In Rescuing Dara, Dara has to come along with the team for their plan to work, and she does help sometimes, but she still is this trope.
Jade, from the Whateley Universe, looks 11. She's actually 14 and most people who meet her think she's the Tagalong Kid and The Load of Team Kimba. She's not actually.
Matt, Leo and Mark in the first season of Omega Guardians. Andy could also count as well, even though he was treated an equal part of the team depending on the episode.
In Worm, Theo Anders, son of the Nazi supervillain Kaiser but who lacks powers of his own, is generally brought along by his stepmother Purity with her group, the Pure, because he serves as a caretaker for his half-sister Aster.
Instead of sending her on a plane to Hong Kong, the Runaway girl follows the Joestar group in Vaguely Recalling JoJo.
Ray Thompson, in the episode "Legends" from Justice League. For the most part, he's a useless sidekick who cheers on the heroes featured in that episode, the Justice Guild. The twist here is that the Guild and in fact the entire city are an illusion created by Ray, who in reality is a mutated psychic child living out his fantasies by warping the world to his whims.
Jan and Jace in the original Space Ghost cartoons essentially were two kids who went along on Space Ghost's adventures.
Jonny Quest himself, in the original Jonny Quest cartoon. When he aged up to teenhood in the later series Jonny Quest: The Real Adventures, he was much more actively involved in the adventures. Though he got into many scrapes as a kid, too.
Pete, Dr. Quinn Darien's nephew on The Godzilla Power Hour, although he has the benefit of being the main means of talking with Godzooky and, by proxy, Godzilla.
Spinner in the Clutch Cargo cartoon series. Why did Clutch need to look after a little boy anyway?
In My Little Pony: Friendship Is Magic, Spike the baby dragon serves as assistant and de facto little brother to Twilight Sparkle, and frequently comes along on the ponies' adventures. Downplayed in that the ponies rarely bring up his age and he's shown to be just as capable as the adult ponies, except for one instance in which he had to miss out on an adventure because he was too young to stay up all night.
Played cutely straight in the openings of seasons 1-3, where Twilight easily jumps out of the balloon basket, but Spike has to climb out and run after her.

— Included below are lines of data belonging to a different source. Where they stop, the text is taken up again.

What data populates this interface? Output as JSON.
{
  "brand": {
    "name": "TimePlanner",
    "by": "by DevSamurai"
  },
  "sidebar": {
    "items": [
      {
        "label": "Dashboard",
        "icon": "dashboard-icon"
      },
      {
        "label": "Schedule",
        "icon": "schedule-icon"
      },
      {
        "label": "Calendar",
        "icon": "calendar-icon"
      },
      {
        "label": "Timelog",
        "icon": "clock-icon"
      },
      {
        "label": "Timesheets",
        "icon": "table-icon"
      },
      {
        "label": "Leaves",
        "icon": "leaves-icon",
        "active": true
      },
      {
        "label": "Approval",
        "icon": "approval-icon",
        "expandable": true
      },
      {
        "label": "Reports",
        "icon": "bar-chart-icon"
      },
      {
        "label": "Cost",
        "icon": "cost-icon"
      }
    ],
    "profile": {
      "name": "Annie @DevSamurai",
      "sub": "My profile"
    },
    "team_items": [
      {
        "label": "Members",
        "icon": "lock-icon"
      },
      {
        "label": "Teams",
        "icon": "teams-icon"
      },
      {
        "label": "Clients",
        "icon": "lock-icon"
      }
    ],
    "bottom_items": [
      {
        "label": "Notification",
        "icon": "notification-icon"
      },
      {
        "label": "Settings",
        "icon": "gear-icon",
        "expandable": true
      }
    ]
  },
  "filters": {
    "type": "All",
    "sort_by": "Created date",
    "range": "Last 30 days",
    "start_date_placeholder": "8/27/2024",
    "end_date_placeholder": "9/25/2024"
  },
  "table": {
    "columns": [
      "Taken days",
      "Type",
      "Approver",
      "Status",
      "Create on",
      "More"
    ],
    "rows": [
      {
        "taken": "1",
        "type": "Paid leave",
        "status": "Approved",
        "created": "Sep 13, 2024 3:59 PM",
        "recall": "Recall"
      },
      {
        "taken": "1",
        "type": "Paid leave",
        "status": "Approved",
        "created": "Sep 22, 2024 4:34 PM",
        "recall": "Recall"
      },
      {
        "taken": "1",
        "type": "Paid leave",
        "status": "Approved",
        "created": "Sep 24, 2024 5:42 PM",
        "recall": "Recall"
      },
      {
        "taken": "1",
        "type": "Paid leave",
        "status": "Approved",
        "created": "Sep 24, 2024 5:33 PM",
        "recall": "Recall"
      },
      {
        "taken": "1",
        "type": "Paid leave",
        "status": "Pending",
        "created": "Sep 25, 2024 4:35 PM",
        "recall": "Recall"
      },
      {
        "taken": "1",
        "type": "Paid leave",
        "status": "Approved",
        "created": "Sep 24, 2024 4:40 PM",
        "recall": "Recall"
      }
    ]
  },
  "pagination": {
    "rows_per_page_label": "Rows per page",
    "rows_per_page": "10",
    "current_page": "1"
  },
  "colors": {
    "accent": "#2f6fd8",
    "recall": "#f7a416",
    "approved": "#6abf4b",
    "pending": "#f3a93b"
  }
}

Max LeBlanc in Night Hood. Might also qualify as a child's version of a Distressed Dude, due to getting into trouble every other episode and having Lupin come and save him. One episode revolved around him getting kidnapped and Lupin had to rob Fort Knox in order to get him back.
Let's not forget the other tagalong of the Mario Bros., which is Oogtar in Super Mario World.
Steven Universe is an odd example where this character is the protagonist—it centers around a half-magicalkid who lives with the Crystal Gems, a team of magical guardians whom his mother used to be a part of.
Reality Is Unrealistic — The Iwakura Mission of Meiji-era Japan was a Japanese tour of the world intended to help the country modernize, so that it would be able to compete with the Western nations. Because it was a mission of modernization, almost all the passengers were adults, who were sent off to study at Western universities so they could use that knowledge to improve their own country. Yet despite this, one of the passengers was Tsuda Umeko, a six-year-old girl. She was dropped off in the United States and taken in by an American couple to be educated there, but the fact that she was there at all is bizarre considering the mission's purpose. (It is possible that this is the reason there are so many examples of this trope in Japanese works, but more likely than not that is just because of Japan's cultural obsession with cuteness, which ironically did not exist in Tsuda's time.)